Low-fat cheese offers a great-tasting alternative to the full-fat versions. Although fat-free cheese may seem like the better option, most brands tend to be very gummy, don’t melt well, and have little taste.
Instead, try reduced-fat cheese, which has the same great flavor and melting qualities as the original but with significantly less fat.
Expert’s tip: Buy blocks of reduced-fat cheese and grate it yourself. It’s not only cheaper, but it also melts better.
Most doctors, along with the AHA, recommend a diet containing less than 2,300 milligrams of sodium per day — that’s less than 1 teaspoon. If you already have high blood pressure, aim for less than 1,500 milligrams per day. In fact, they consider an ideal limit for most adults to be less than 1,500 milligrams per day.
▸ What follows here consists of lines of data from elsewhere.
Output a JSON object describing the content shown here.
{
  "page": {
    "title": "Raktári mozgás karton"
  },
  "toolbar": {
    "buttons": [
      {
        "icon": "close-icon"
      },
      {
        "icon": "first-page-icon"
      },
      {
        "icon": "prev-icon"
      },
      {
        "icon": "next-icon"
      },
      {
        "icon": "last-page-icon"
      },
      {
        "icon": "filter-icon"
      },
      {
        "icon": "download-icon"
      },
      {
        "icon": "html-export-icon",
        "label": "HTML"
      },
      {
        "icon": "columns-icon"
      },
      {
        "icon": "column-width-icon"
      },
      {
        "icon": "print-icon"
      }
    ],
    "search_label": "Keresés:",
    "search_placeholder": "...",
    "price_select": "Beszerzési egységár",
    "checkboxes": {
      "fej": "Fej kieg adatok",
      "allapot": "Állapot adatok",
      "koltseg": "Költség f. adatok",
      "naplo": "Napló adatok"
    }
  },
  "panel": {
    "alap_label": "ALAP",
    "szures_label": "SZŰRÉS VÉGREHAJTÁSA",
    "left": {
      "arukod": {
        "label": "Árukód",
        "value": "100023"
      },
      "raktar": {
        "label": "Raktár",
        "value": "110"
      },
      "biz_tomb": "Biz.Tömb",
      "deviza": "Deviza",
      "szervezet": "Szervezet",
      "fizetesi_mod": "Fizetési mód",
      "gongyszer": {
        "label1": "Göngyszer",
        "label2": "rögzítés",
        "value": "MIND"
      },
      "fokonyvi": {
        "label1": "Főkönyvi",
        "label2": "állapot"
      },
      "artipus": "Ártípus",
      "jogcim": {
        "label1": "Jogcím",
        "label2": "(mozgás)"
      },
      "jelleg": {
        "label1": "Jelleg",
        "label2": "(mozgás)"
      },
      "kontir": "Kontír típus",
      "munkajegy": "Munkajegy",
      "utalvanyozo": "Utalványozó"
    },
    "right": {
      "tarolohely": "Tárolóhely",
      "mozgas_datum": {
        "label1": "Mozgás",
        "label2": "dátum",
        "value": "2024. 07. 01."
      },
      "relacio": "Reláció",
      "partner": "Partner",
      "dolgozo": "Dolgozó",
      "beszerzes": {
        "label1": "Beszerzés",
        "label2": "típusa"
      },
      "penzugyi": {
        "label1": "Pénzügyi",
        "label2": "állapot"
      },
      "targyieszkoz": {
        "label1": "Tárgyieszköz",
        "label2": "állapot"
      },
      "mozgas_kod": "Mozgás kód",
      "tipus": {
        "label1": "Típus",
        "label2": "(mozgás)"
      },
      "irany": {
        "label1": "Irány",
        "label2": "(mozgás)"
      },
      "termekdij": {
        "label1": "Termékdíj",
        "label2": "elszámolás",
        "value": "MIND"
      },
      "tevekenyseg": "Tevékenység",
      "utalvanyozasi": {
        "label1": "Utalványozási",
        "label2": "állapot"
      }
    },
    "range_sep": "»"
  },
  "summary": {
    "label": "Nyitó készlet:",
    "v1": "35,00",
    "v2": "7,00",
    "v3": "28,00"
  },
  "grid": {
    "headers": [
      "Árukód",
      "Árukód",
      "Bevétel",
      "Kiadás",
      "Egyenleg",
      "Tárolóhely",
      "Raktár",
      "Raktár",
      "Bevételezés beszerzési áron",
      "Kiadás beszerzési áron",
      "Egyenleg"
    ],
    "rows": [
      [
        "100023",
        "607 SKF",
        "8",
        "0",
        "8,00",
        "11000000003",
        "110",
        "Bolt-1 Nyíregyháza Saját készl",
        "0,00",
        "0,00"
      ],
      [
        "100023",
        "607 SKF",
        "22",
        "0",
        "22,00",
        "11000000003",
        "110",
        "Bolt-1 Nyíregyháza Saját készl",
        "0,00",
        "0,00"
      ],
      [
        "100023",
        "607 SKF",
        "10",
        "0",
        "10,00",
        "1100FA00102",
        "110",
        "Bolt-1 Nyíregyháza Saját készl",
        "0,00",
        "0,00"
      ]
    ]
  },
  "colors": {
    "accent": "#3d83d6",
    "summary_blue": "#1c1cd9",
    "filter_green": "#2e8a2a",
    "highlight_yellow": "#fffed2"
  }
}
Instead of reaching for the saltshaker, add a splash of vinegar or a squeeze of fresh lemon to your food. Using herbs and spices is a great way to give a familiar dish a new twist. Try creating your own salt-free spice blends to have on hand when you need a boost of flavor.
Taste tip: The flavor of fresh herbs fades quickly when cooked, so add them just before serving.
Eggs are an excellent source of protein and essential nutrients, but they do contain saturated fat. One large egg contains 1.6 grams of saturated fat. Instead of cutting eggs out completely, try to consume them in moderation, which means seven or fewer whole eggs a week for a healthy individual.